      Background

      The glymphatic system describes the cerebrospinal fluid (CSF) and interstitial fluid (ISF) exchange pathway that facilitates efficient clearance of solutes and waste from the brain [1]. Because waste solutes, such as amyloid-β and tau, can depend on the glymphatic pathway for clearance, we proposed that failure of this clearance system may contribute to tau accumulation and Alzheimer’s disease (AD) progression. Using dynamic contrast-enhanced MRI, we visualised CSF-ISF exchange across the mouse brain following subarachnoid contrast agent administration. We previously provided evidence that glymphatic clearance is impaired during the later stages of tauopathy[2]. Here we investigate glymphatic function in the early stages prior to the onset of mature tangle formation and neurodegeneration to identify the stage at which glymphatic clearance becomes impaired during the pathological tau accumulation in the mouse brain.

      Methods

      Glymphatic clearance in rTg4510 and litter-matched wildtype mice at 2.5 months and 5 months of age was captured using contrast-enhanced MRI. Gadolinium was infused intracisternally and its whole brain distribution was dynamically imaged in real-time using T1-weighted MRI. Histological assessment of astrocytes surrounding blood vessels and quantification of aquaporin-4 expression was also performed, as derangement of this water channel in glymphatic impairment was previously found in rTg4510 aged mice [2].

      Results

      Glymphatic CSF-ISF exchange was not impaired in 2.5 month old rTg4510 mice prior to mature tangle formation, compared to wildtype animals. However, there was a marginal elevation of CSF-ISF exchange at 5 months of age in rTg4510 mice with the presence of mature tangles.

      Conclusions

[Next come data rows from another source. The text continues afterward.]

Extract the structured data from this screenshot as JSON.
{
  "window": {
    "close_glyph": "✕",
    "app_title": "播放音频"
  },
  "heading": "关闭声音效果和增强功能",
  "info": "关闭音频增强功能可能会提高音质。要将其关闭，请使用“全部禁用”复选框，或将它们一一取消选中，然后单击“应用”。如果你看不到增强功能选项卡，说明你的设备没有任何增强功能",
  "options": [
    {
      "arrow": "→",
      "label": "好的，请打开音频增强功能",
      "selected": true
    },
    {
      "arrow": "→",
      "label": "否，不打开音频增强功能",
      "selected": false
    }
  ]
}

      In the context of our previous findings at 8.5 months in rTg4510 mice [2], impaired glymphatic clearance from the brain is dependent on the onset of neurodegeneration and is not influenced by intracellular tangle formation. This suggests that glymphatic impairment is a consequence rather than a contributor to tau pathology in this tauopathy model. This is in line with elevated CSF tau in AD patients. Changes in expression and polarisation profiles of astrocytic aquaporin-4 may highlight possible roles of this protein in preceding impaired glymphatics in this mouse model. References: [1] Iliff, J.J. et al. (2012), SciTransMed, 4(147):p.147. [2] Harrison, I.F. et al., (2015), Alz&Dementia, Supplement IC-P-160. 11 (7):p.P107.